For every line in the data below that contains "street", copy the line.

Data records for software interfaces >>
◆ ◆ ◆ ◆ ◆ ◆ ◆

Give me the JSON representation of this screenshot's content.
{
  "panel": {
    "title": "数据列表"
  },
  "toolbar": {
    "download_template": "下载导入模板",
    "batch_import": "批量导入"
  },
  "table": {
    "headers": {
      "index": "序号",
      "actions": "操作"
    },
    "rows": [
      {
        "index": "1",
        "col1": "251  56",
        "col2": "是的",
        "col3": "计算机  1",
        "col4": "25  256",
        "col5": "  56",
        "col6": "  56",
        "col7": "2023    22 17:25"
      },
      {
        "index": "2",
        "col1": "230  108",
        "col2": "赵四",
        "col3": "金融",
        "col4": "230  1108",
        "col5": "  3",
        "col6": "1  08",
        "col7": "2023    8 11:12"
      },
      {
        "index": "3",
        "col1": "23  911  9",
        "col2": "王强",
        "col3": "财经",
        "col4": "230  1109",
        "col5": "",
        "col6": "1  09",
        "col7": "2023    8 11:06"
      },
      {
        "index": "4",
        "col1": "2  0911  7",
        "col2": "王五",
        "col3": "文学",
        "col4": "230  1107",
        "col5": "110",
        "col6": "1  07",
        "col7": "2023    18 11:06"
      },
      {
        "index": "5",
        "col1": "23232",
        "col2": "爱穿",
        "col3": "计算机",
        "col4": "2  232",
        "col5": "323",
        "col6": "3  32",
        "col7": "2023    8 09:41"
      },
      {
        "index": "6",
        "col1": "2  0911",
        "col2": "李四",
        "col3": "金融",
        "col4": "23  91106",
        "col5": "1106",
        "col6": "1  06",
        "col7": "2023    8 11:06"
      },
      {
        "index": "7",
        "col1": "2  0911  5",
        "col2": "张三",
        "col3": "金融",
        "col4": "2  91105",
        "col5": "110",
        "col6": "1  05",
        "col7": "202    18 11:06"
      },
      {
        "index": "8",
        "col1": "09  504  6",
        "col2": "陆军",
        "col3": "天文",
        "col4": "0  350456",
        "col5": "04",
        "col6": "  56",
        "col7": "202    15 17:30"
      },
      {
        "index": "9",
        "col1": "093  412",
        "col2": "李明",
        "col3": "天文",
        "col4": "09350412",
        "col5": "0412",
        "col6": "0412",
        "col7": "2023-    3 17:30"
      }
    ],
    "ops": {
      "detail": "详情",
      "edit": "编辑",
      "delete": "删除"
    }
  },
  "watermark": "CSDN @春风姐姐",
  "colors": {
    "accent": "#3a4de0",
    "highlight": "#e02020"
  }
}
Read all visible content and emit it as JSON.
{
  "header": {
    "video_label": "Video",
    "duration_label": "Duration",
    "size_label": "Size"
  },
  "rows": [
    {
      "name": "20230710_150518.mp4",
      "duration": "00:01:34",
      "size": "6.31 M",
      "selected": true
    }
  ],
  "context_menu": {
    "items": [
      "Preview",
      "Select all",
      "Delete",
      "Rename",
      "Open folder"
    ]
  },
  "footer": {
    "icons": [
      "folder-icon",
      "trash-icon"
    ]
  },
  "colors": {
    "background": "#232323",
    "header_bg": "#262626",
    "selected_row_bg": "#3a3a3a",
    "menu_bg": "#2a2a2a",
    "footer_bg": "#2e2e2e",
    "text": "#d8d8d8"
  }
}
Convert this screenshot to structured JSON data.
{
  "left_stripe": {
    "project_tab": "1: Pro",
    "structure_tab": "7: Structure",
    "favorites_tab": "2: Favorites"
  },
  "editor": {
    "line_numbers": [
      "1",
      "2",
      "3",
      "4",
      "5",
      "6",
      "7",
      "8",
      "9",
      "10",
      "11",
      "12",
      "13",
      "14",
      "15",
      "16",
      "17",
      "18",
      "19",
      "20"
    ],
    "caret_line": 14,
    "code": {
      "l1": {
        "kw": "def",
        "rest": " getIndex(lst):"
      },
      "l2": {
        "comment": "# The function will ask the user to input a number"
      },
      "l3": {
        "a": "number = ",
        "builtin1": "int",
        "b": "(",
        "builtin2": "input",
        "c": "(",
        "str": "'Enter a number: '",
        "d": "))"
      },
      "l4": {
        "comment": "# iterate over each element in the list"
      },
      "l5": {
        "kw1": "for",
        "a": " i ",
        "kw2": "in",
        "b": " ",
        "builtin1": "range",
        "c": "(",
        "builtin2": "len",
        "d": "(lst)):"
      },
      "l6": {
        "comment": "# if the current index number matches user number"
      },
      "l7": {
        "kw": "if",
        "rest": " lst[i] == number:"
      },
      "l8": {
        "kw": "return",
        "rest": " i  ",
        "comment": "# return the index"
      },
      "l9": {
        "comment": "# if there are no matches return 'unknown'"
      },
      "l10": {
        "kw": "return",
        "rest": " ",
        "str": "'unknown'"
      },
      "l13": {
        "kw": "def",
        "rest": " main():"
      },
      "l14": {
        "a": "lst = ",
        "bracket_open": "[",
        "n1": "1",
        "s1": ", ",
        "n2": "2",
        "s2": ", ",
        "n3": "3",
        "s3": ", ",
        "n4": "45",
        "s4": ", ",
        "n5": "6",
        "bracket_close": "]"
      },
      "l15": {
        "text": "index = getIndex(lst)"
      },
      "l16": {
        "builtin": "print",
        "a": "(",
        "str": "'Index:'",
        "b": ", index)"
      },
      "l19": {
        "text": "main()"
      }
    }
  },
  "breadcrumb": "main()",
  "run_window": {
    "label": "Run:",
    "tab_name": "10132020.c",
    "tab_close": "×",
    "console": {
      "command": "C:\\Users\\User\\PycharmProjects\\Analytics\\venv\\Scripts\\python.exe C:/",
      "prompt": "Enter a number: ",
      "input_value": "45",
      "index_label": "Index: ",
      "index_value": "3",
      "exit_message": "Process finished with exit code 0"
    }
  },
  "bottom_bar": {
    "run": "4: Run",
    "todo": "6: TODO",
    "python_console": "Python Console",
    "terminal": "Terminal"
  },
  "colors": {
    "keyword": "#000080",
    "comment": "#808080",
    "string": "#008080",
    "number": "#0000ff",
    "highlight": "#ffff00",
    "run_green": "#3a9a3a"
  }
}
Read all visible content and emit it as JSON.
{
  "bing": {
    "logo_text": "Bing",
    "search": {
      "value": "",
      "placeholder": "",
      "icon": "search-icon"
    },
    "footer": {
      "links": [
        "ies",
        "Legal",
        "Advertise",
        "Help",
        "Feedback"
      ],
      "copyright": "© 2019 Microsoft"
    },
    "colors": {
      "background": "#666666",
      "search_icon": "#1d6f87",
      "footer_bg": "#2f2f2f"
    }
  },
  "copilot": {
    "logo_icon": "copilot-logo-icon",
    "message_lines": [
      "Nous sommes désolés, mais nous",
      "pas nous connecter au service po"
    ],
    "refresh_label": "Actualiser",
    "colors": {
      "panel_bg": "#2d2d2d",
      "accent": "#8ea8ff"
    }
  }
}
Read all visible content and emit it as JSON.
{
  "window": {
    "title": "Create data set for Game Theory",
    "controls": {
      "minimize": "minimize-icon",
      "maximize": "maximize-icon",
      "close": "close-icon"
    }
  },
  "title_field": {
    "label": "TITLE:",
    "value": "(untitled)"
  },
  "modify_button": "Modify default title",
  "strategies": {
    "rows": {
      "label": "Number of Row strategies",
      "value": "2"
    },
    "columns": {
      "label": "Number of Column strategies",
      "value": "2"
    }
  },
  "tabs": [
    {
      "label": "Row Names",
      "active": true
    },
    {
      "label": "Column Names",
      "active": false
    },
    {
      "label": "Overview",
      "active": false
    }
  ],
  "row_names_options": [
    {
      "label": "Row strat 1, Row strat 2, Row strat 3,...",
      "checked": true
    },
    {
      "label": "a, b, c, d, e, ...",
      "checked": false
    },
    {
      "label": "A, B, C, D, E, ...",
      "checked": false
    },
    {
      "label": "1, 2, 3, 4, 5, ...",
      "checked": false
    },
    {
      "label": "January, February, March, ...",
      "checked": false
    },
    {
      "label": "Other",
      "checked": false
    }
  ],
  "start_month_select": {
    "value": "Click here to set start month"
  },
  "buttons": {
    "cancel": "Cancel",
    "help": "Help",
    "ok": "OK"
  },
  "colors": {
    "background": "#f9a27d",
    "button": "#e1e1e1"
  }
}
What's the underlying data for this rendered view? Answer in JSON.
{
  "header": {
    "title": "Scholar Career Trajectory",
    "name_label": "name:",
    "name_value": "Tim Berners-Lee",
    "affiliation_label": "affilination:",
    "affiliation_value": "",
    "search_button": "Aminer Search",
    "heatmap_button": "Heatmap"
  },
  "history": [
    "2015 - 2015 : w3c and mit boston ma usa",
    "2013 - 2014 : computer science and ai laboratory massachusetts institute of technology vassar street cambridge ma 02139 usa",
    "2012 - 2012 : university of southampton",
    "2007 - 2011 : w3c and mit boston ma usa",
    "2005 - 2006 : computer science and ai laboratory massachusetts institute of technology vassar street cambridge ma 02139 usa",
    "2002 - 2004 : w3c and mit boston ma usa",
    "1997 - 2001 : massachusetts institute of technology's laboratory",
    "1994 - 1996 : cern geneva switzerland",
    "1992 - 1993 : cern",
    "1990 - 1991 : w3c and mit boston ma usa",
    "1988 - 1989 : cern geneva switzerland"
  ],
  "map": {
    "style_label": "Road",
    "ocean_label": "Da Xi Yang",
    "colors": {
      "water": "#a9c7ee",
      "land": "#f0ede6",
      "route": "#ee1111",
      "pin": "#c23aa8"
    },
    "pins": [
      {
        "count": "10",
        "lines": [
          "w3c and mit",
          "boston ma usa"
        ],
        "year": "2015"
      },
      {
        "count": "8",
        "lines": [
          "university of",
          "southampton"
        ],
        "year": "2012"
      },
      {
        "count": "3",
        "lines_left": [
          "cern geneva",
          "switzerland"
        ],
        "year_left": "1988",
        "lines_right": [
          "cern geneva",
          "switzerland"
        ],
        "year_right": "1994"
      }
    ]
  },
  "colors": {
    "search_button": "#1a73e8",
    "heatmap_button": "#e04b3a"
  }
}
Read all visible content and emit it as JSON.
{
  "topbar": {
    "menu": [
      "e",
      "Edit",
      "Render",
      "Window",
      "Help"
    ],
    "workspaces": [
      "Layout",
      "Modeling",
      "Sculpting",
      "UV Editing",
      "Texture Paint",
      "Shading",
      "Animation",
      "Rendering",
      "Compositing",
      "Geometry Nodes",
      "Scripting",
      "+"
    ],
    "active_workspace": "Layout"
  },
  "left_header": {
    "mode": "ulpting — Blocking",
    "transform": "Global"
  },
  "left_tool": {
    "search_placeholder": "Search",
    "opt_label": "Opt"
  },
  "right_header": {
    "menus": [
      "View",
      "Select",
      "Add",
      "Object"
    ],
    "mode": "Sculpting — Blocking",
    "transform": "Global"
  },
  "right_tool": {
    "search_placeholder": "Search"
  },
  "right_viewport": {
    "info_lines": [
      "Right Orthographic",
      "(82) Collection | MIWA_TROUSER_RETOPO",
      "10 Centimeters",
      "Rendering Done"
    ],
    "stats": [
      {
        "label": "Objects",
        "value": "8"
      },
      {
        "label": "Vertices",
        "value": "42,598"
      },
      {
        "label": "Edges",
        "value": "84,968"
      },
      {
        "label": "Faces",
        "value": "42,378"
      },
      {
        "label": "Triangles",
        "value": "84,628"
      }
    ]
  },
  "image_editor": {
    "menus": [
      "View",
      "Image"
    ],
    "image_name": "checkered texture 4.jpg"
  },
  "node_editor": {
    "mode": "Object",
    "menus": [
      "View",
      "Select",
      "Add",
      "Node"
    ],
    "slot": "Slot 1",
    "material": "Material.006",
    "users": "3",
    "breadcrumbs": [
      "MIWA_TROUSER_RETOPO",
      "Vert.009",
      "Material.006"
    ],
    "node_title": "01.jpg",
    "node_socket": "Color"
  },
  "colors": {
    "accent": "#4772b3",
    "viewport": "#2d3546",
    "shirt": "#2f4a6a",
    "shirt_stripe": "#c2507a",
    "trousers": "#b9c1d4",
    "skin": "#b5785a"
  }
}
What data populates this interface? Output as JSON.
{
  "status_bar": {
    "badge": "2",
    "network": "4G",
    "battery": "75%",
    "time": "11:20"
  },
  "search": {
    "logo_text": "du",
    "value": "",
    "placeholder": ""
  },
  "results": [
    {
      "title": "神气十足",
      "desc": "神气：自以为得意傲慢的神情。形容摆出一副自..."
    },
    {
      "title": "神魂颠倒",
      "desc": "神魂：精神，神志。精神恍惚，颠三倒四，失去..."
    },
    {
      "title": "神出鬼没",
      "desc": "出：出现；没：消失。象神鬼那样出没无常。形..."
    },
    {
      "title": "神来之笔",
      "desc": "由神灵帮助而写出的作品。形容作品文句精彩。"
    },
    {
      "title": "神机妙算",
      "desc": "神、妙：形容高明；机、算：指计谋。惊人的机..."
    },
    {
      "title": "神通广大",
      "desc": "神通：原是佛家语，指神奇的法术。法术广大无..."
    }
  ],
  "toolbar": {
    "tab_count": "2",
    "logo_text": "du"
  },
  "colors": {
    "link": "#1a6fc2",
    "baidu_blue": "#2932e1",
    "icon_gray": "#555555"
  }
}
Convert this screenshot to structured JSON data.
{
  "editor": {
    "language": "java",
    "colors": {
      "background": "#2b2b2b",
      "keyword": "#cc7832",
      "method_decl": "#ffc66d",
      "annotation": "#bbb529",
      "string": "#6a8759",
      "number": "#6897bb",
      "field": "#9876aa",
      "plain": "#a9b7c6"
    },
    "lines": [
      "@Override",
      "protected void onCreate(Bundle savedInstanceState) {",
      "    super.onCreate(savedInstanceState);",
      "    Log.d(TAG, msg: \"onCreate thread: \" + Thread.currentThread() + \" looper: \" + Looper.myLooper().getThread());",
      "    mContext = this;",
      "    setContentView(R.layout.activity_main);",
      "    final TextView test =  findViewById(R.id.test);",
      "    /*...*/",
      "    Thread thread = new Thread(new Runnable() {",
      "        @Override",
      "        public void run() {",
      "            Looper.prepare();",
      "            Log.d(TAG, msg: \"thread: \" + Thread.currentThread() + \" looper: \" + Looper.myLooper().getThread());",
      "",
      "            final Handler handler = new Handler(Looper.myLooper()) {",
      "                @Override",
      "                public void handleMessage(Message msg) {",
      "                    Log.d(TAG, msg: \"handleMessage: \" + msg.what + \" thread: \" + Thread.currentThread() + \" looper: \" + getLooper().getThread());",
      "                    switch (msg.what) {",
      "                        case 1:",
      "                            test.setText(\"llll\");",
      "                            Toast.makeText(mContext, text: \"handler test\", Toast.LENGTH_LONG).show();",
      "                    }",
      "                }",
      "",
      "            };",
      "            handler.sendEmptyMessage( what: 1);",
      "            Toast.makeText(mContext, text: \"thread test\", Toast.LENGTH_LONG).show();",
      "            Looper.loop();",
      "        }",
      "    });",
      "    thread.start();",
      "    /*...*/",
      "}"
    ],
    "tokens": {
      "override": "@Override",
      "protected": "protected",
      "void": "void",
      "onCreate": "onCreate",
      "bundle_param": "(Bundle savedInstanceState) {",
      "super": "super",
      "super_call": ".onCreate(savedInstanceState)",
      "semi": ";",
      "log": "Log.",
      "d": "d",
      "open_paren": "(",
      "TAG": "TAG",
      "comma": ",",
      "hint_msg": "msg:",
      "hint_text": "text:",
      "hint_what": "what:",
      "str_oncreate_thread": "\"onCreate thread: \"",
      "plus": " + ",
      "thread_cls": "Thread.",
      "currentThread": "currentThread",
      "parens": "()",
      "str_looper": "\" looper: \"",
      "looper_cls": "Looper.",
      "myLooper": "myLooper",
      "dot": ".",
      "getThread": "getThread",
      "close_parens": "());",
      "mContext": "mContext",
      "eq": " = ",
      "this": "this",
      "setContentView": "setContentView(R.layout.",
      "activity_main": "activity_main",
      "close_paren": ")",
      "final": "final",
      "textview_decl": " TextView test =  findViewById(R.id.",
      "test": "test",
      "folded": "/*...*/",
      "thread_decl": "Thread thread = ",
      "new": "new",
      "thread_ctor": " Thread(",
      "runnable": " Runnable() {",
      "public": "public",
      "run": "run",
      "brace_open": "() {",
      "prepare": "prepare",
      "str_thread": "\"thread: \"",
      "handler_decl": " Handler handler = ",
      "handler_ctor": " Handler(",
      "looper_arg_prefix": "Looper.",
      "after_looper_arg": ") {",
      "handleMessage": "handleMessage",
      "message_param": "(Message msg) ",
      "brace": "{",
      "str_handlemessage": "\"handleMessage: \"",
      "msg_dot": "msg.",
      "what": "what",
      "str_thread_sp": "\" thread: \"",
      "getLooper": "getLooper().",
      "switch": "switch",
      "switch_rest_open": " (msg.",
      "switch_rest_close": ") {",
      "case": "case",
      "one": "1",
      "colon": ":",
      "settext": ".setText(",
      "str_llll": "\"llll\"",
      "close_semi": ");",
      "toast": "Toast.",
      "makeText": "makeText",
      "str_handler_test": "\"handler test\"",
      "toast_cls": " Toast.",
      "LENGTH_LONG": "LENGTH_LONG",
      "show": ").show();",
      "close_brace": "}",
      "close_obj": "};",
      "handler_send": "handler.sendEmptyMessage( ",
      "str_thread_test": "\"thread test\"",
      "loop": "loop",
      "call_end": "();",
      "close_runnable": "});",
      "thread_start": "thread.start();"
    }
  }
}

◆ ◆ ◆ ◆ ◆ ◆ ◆

Answer >>
    "2013 - 2014 : computer science and ai laboratory massachusetts institute of technology vassar street cambridge ma 02139 usa",
    "2005 - 2006 : computer science and ai laboratory massachusetts institute of technology vassar street cambridge ma 02139 usa",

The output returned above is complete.